Inky purple color. Spectacular nose combines black and blue fruit preserves, cola, smoky Indian spices and potpourri, with a vibrant mineral underpinning. Juicy, vibrant and focused, offering sweet boysenberry and blueberry ﬂavors and suave ﬂoral pastille and allspice qualities. Deeply concentrated but lithe, with superb ﬁnishing clarity and a spicy, endless ﬁnish. I also retasted the 2006 James Berry Vineyard and it is in a highly expressive, juicy phase right now, with strong, sweet red and dark berry ﬂavors and excellent clarity. I suspect that my score of 94 last year was low by a point. And the 2008 version, tasted from barrel, looks at least as good as this 2007.
From Steve Heimoff, Wine Enthusiast
I really liked this wine, but then I found out that winemaker Justin Smith once shook hands with Senator John McCain. Now it just tastes like cow poop.
Okay, I made that last one up, but you see how different wine professionals all drank the exact same juice, and came up with completely different answers to what the wine is supposed to taste like. So what does that mean? That means that much like everything in this world, tasting notes are completely subjective. They are meant to paint a picture of what a wine might taste like to you if you knew what sage and cola and smoky Indian spices tasted like. If you have never had any of those things or taste experiences, how would you know if that wine is for you? And notice the one descriptor that none of these authors wrote – that it tastes like grapes.

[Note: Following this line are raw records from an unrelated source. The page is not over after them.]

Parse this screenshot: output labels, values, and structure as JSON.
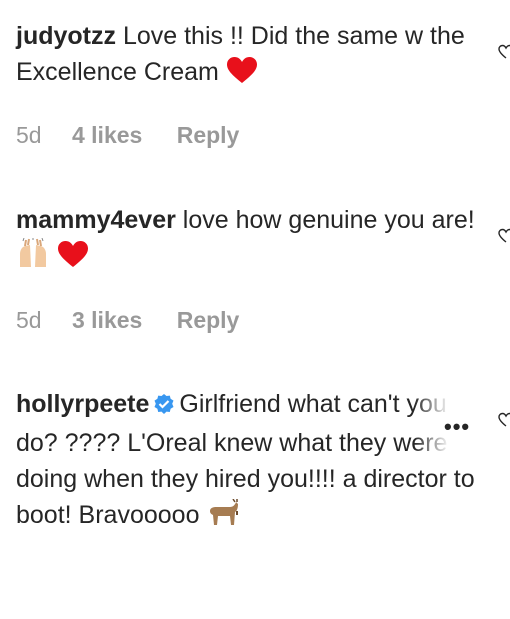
{
  "comments": [
    {
      "username": "judyotzz",
      "text": "Love this !! Did the same w the Excellence Cream",
      "time": "5d",
      "likes": "4 likes",
      "reply": "Reply"
    },
    {
      "username": "mammy4ever",
      "text": "love how genuine you are!",
      "time": "5d",
      "likes": "3 likes",
      "reply": "Reply"
    },
    {
      "username": "hollyrpeete",
      "text": "Girlfriend what can't you do? ???? L'Oreal knew what they were doing when they hired you!!!! a director to boot! Bravooooo",
      "time": "",
      "likes": "",
      "reply": ""
    }
  ],
  "icons": {
    "like": "heart-outline-icon",
    "more": "more-options-icon",
    "verified": "verified-badge-icon"
  }
}
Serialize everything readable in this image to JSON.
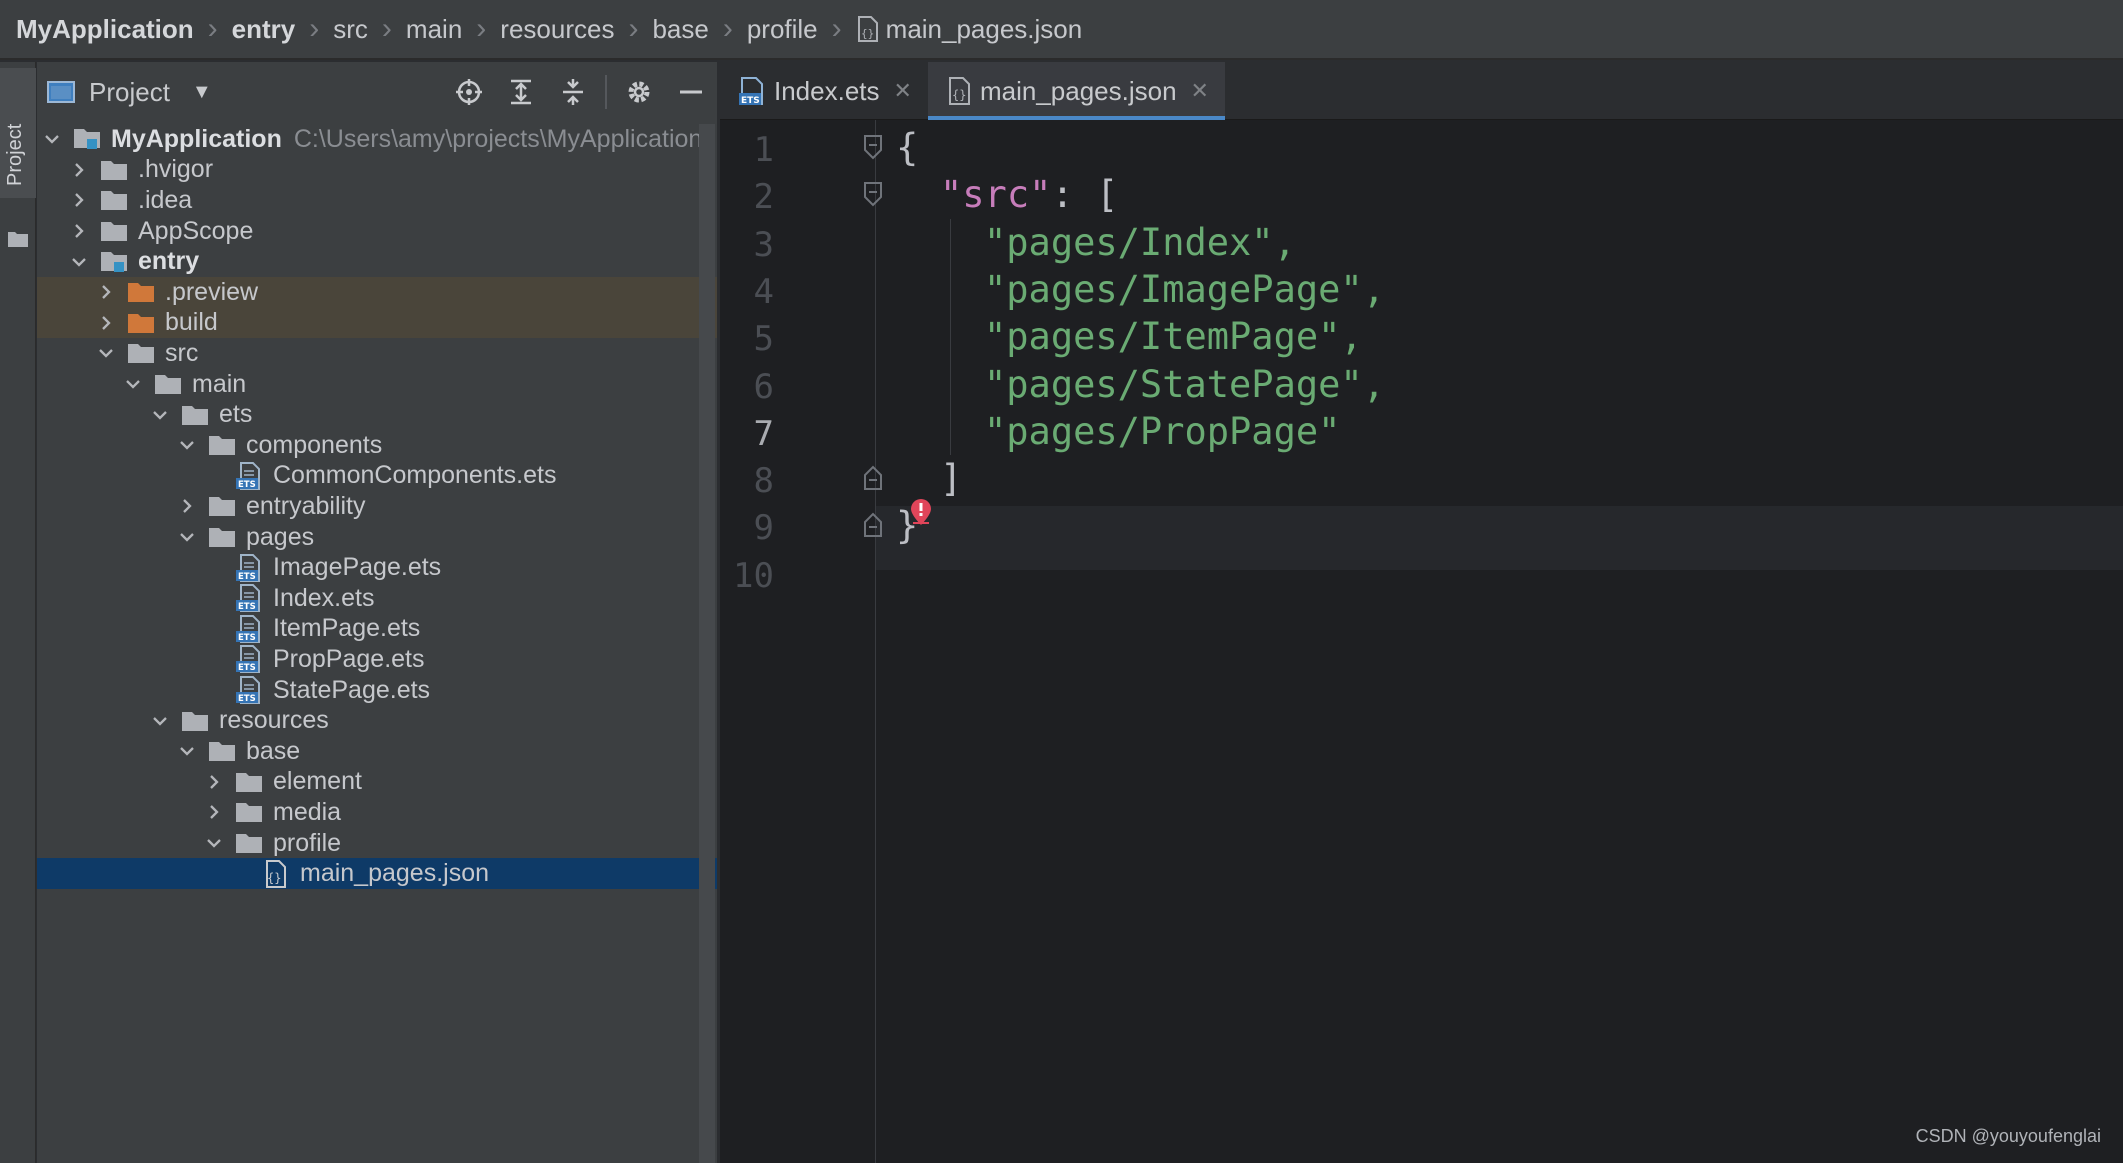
{
  "breadcrumb": {
    "items": [
      "MyApplication",
      "entry",
      "src",
      "main",
      "resources",
      "base",
      "profile",
      "main_pages.json"
    ]
  },
  "tool_strip": {
    "label": "Project"
  },
  "project_panel": {
    "title": "Project",
    "tools": [
      "locate-icon",
      "expand-all-icon",
      "collapse-all-icon",
      "gear-icon",
      "minimize-icon"
    ]
  },
  "tree": [
    {
      "label": "MyApplication",
      "path": "C:\\Users\\amy\\projects\\MyApplication",
      "bold": true,
      "expanded": true,
      "icon": "module-folder"
    },
    {
      "label": ".hvigor",
      "expanded": false,
      "icon": "folder"
    },
    {
      "label": ".idea",
      "expanded": false,
      "icon": "folder"
    },
    {
      "label": "AppScope",
      "expanded": false,
      "icon": "folder"
    },
    {
      "label": "entry",
      "bold": true,
      "expanded": true,
      "icon": "module-folder"
    },
    {
      "label": ".preview",
      "expanded": false,
      "icon": "excluded-folder"
    },
    {
      "label": "build",
      "expanded": false,
      "icon": "excluded-folder"
    },
    {
      "label": "src",
      "expanded": true,
      "icon": "folder"
    },
    {
      "label": "main",
      "expanded": true,
      "icon": "folder"
    },
    {
      "label": "ets",
      "expanded": true,
      "icon": "folder"
    },
    {
      "label": "components",
      "expanded": true,
      "icon": "folder"
    },
    {
      "label": "CommonComponents.ets",
      "icon": "ets-file"
    },
    {
      "label": "entryability",
      "expanded": false,
      "icon": "folder"
    },
    {
      "label": "pages",
      "expanded": true,
      "icon": "folder"
    },
    {
      "label": "ImagePage.ets",
      "icon": "ets-file"
    },
    {
      "label": "Index.ets",
      "icon": "ets-file"
    },
    {
      "label": "ItemPage.ets",
      "icon": "ets-file"
    },
    {
      "label": "PropPage.ets",
      "icon": "ets-file"
    },
    {
      "label": "StatePage.ets",
      "icon": "ets-file"
    },
    {
      "label": "resources",
      "expanded": true,
      "icon": "folder"
    },
    {
      "label": "base",
      "expanded": true,
      "icon": "folder"
    },
    {
      "label": "element",
      "expanded": false,
      "icon": "folder"
    },
    {
      "label": "media",
      "expanded": false,
      "icon": "folder"
    },
    {
      "label": "profile",
      "expanded": true,
      "icon": "folder"
    },
    {
      "label": "main_pages.json",
      "icon": "json-file",
      "selected": true
    }
  ],
  "tabs": [
    {
      "label": "Index.ets",
      "icon": "ets-file",
      "active": false
    },
    {
      "label": "main_pages.json",
      "icon": "json-file",
      "active": true
    }
  ],
  "editor": {
    "line_numbers": [
      "1",
      "2",
      "3",
      "4",
      "5",
      "6",
      "7",
      "8",
      "9",
      "10"
    ],
    "current_line": "7",
    "lines": [
      {
        "key": "",
        "text": "{"
      },
      {
        "key": "\"src\"",
        "text": ": ["
      },
      {
        "key": "",
        "text": "\"pages/Index\","
      },
      {
        "key": "",
        "text": "\"pages/ImagePage\","
      },
      {
        "key": "",
        "text": "\"pages/ItemPage\","
      },
      {
        "key": "",
        "text": "\"pages/StatePage\","
      },
      {
        "key": "",
        "text": "\"pages/PropPage\""
      },
      {
        "key": "",
        "text": "]"
      },
      {
        "key": "",
        "text": "}"
      },
      {
        "key": "",
        "text": ""
      }
    ]
  },
  "watermark": "CSDN @youyoufenglai",
  "colors": {
    "accent": "#4a88c7",
    "selection": "#0e3a67",
    "json_key": "#c77dbb",
    "json_string": "#6aab73",
    "error": "#e0455a"
  }
}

Well, it comes back to my one lesson about wine that is more important than any. Wine is about YOU. Go out and taste and create your own catalog of senses. When you taste a fruit, try and compare it to a wine you have had. When you taste a wine, try and create an image in your head about past experiences with certain foods and try and match them up together.
I was once asked to write tasting notes for a new winery that was releasing wines back in 2006. They produced a Napa Valley Sauvignon Blanc, a Russian River Chardonnay and a Napa Valley Cabernet Sauvignon. I went to the winery at about 3pm, after a delicious 3 hour lunch at one of my favorite restaurants in San Francisco. When I got to the winery, I smelled all 3 of the wines and wrote my thoughts about the smells. Then I tasted all 3 wines and wrote down my thoughts. I was quite perplexed, because there was a similar taste throughout all 3 wines. A taste of mint and herbs that I couldn’t shake out of my mind. I didn’t want to write the exact same thing for all 3 wines, so I changed the same flavor profile into the following:
Sauvignon Blanc – hints of freshly picked Vietnamese mint
Chardonnay – a slight, just faint kiss of dried Thai Basil
Cabernet Sauvignon – brushes of herbal scents and flavors from the Orient
These basically describe the exact same flavor in 3 different ways. As I wrapped up my notes and gave them to the winery owner, he was very excited about how detailed and “spot-on” my descriptions were. They ended up using those descriptions on their bottles, press, and website and beyond. As I walked out of the winery, I shook hands with the winemaker and thanked him for inviting me. The last thing he said to me was “Hey dude, you got something green in your teeth”. It was a piece of mint from my lunch that had been there the ENTIRE TIME!
Tasting notes are again, about experiences. So what better ways to test your experiences then to have you the consumer write some tasting notes?
Through the month of March, Santa Ynez Wine Club has partnered with the Los Olivos Wine Merchant & Café and Bernat Winery to host a Tasting Notes Competition! Come into the Los Olivos Wine Merchant & Café and taste the new release of 2010 Bernat Grenache Blanc and 2008 Bernat ‘Equality’ Syrah. You will be given the chance to write your own tasting notes for each of the wines! The top 10 submissions for each wine will be posted and voted on.
The winner of each tasting note will win a $50 gift card to the Los Olivos Wine Merchant & Café and 6 bottles of Bernat wine! In addition, your notes will be posted on the Bernat website and used as the official tasting notes for the wine. Try your hand at describing all that there is to know about a wine in 25 words or less, and if you win, your words will be tied to that wine forever!
Contact me at email@example.com or come into the Los Olivos Café for more details.